A POLICE inspector has urged people to report hate crimes in Bolton after a disabled woman received verbal abuse in a retail park carpark in Horwich.

Abed Hussain, strategic inspector for hate crime in the borough, has said victims are supported through the process.

Henry Whitehead was out shopping with his mother and partner at Middlebrook retail park.

His mother, who does not wish to be named, uses a stick to walk having suffered from arthritis for several years and undergoing ankle fusion surgery. She also suffered a fall in February last year which affected her mobility.

As they were walking to their car after shopping in Marks and Spencer’s, a woman came up from behind and reportedly complained Henry’s mother, 52, was walking too slowly and she was in a rush.

Henry, 21, said: “She was walking behind us and said, ‘you’re walking too slow, some of us have places to be’.

“I wasn’t going to let this happen to my mum so I approached her and explained that my mum was disabled and can’t walk as fast as her.

“The woman then walked up to my mum and told her that she shouldn’t be coming out shopping anyway and that she should stay at home. I stayed quiet and my mum just asked her to leave us alone.

“She was very upset afterwards and didn’t want to do anything else that evening.

“My mum is an independent person and she shouldn’t be made to feel this way.

Insp Hussain said: “We take hate crime very seriously. I have personally been subjected to hate crime and I know the affect it can have on people.

“It’s very important that it is dealt with accordingly. We encourage victims of hate crime to come forward and report it. We follow up the initial report with a reassurance call 24 hours later as often they remember certain details after the event.

“Bolton has a very diverse community and we are working closely with different locations such as places of worships, community centres and libraries to create places where hate crime can be reported.

“I would always encourage people to come forward and report any incidents. That way we can pinpoint any recurring incidents or locations. Incidents can be reported online which is often quicker than calling 101.”

Greater Manchester Police Superintendent Ben Ewart has made it clear that the force treats all hate crime reports seriously.

He said: “Tackling hate crime in all our communities is a priority for Greater Manchester Police, as everyone should be able to go about their daily lives free from hate and abuse.

“Hate crime of any kind is never acceptable and to target someone because of any kind of disability is truly horrendous. 

"Unfortunately it is happening and it is under reported to the police.

"I want to encourage victims or those who have witnessed a hate crime, to come forward and report it.

"I can assure you that each report is taken seriously and support is available for victims.

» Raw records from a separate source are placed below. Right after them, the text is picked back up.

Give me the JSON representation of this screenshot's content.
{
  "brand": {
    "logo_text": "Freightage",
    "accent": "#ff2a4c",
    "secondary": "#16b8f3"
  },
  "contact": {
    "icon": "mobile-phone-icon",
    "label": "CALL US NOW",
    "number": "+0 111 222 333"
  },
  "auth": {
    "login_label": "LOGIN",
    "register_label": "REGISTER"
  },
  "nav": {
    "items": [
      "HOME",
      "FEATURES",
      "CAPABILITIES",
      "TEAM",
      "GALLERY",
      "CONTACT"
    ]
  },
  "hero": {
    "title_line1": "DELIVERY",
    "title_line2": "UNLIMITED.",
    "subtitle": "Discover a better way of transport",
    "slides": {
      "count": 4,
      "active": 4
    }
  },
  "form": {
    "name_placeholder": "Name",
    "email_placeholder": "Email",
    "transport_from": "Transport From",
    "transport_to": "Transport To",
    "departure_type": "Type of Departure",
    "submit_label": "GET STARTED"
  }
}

"You can report a hate crime incident to Greater Manchester Police via the online reporting facility at gmp.police.uk or by visiting www.letsendhatecrime.com to report or receive help and support. In an emergency always dial 999.

“As a force we will continue to work with our communities, local authorities, community groups and other partners, and attend regular meetings to discuss the concerns of the disability so that we can work alongside them to improve the service we deliver."